Deciding where to live, if you’re going to have children, and who takes out the garbage are some of the big and small decisions newlyweds have to make together after the wedding gifts are put away and they’re ready to start their lives together.
There are also financial decisions to make as a married couple, though they may not be as easy to discuss as who’s making dinner on Sunday nights.
Here are some financial priorities newlyweds should set — together:
Set a budget: A good way to start is by living within your means and setting a family budget. Start by making a list of your monthly income and expenses, and decide which are must-haves (rent and groceries) and which can be eliminated or at least cut back (cable TV and dining out).
The goal is for your budget to leave you with enough extra money each month to save for other goals, and to not spend more than you have. If you have debt, including credit card debt, come up with a plan to pay it off.
Financial goals: Discuss your individual and joint goals, and start saving for them. These can include having children, saving for a down payment on a house, buying a new car, and funding retirement accounts for each of you.

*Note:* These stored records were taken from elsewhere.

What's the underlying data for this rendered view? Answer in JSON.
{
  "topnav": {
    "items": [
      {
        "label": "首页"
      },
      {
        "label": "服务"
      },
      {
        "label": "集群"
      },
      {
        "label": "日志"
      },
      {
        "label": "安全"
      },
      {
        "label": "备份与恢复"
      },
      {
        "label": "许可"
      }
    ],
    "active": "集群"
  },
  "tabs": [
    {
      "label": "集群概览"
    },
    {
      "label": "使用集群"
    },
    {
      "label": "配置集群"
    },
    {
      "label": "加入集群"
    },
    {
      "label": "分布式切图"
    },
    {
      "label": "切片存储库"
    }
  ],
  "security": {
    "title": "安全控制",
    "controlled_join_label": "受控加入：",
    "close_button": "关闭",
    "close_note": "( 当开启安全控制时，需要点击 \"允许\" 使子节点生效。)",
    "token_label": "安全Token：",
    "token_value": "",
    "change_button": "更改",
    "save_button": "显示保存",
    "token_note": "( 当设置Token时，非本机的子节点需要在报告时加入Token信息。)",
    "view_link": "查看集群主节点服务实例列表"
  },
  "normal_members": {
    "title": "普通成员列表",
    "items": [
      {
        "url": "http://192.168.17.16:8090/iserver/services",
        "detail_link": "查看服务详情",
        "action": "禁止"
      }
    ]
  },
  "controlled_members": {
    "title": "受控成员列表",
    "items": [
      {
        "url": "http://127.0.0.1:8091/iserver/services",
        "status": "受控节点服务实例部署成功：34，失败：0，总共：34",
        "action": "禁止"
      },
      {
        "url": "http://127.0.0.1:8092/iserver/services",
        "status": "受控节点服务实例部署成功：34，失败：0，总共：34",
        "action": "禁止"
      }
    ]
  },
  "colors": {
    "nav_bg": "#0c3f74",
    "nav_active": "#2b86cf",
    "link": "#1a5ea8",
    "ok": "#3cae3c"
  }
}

Insurance: There are a few insurance needs to consider when you get married. A family health insurance plan may save you money, as will having all family cars on one auto insurance policy. You may also need extra homeowners or renters insurance to cover all the possessions you now have together, including jewelry and all of those expensive wedding gifts you just received.
Life insurance is important when you’re married, especially if one spouse doesn’t work and relies on the other person for an income, or if you’re going to have children soon.
Tax withholdings: Getting married can lower your taxes. If one spouse isn’t working, then the other can add them as an allowance on their taxes, allowing them to change their withholding from their paycheck and bring more money home. An IRS worksheet can help make this calculation.
Bank accounts: Joint checking, savings and emergency accounts, along with keeping individual checking accounts for pocket money, are bank accounts worth discussing as a couple. Splitting electric bills in half, as you may have done in college, is over.
Once you get started on these accounts, give yourself six months or so to get used to them before deciding to make changes. A budget and joint bank accounts, like a new marriage, can take a little work.
Aaron Crowe is a freelance journalist who specializes in personal finance topics.